WHAT TO DO: Repeat all entries below exactly as shown.

DATA FOR THIS EXERCISE:
- - -

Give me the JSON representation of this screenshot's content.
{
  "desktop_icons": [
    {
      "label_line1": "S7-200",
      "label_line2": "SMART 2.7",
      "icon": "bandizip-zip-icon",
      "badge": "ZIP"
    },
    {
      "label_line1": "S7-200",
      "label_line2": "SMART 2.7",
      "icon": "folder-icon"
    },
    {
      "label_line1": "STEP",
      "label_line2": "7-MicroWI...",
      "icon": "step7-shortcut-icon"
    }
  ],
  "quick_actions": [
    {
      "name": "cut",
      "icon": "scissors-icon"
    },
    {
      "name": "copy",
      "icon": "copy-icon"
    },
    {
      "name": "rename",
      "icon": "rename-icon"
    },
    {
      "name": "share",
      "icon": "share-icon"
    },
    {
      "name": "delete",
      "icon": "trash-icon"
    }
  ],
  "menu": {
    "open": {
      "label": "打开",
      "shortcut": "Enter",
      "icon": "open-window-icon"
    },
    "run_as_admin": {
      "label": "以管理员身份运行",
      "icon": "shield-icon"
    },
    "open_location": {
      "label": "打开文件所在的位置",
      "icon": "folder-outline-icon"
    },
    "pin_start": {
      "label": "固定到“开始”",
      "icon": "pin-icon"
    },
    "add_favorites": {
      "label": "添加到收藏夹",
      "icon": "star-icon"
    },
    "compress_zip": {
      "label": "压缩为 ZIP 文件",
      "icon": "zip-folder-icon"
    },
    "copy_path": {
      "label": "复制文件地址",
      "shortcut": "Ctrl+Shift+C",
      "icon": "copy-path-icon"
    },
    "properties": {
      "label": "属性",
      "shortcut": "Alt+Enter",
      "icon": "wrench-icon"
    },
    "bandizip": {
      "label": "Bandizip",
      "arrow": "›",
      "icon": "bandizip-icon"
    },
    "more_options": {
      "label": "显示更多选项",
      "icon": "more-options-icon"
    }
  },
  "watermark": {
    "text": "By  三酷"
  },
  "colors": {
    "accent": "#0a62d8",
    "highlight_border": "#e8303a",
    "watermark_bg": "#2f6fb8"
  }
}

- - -

WORKED SOLUTION:
Give me the JSON representation of this screenshot's content.
{
  "desktop_icons": [
    {
      "label_line1": "S7-200",
      "label_line2": "SMART 2.7",
      "icon": "bandizip-zip-icon",
      "badge": "ZIP"
    },
    {
      "label_line1": "S7-200",
      "label_line2": "SMART 2.7",
      "icon": "folder-icon"
    },
    {
      "label_line1": "STEP",
      "label_line2": "7-MicroWI...",
      "icon": "step7-shortcut-icon"
    }
  ],
  "quick_actions": [
    {
      "name": "cut",
      "icon": "scissors-icon"
    },
    {
      "name": "copy",
      "icon": "copy-icon"
    },
    {
      "name": "rename",
      "icon": "rename-icon"
    },
    {
      "name": "share",
      "icon": "share-icon"
    },
    {
      "name": "delete",
      "icon": "trash-icon"
    }
  ],
  "menu": {
    "open": {
      "label": "打开",
      "shortcut": "Enter",
      "icon": "open-window-icon"
    },
    "run_as_admin": {
      "label": "以管理员身份运行",
      "icon": "shield-icon"
    },
    "open_location": {
      "label": "打开文件所在的位置",
      "icon": "folder-outline-icon"
    },
    "pin_start": {
      "label": "固定到“开始”",
      "icon": "pin-icon"
    },
    "add_favorites": {
      "label": "添加到收藏夹",
      "icon": "star-icon"
    },
    "compress_zip": {
      "label": "压缩为 ZIP 文件",
      "icon": "zip-folder-icon"
    },
    "copy_path": {
      "label": "复制文件地址",
      "shortcut": "Ctrl+Shift+C",
      "icon": "copy-path-icon"
    },
    "properties": {
      "label": "属性",
      "shortcut": "Alt+Enter",
      "icon": "wrench-icon"
    },
    "bandizip": {
      "label": "Bandizip",
      "arrow": "›",
      "icon": "bandizip-icon"
    },
    "more_options": {
      "label": "显示更多选项",
      "icon": "more-options-icon"
    }
  },
  "watermark": {
    "text": "By  三酷"
  },
  "colors": {
    "accent": "#0a62d8",
    "highlight_border": "#e8303a",
    "watermark_bg": "#2f6fb8"
  }
}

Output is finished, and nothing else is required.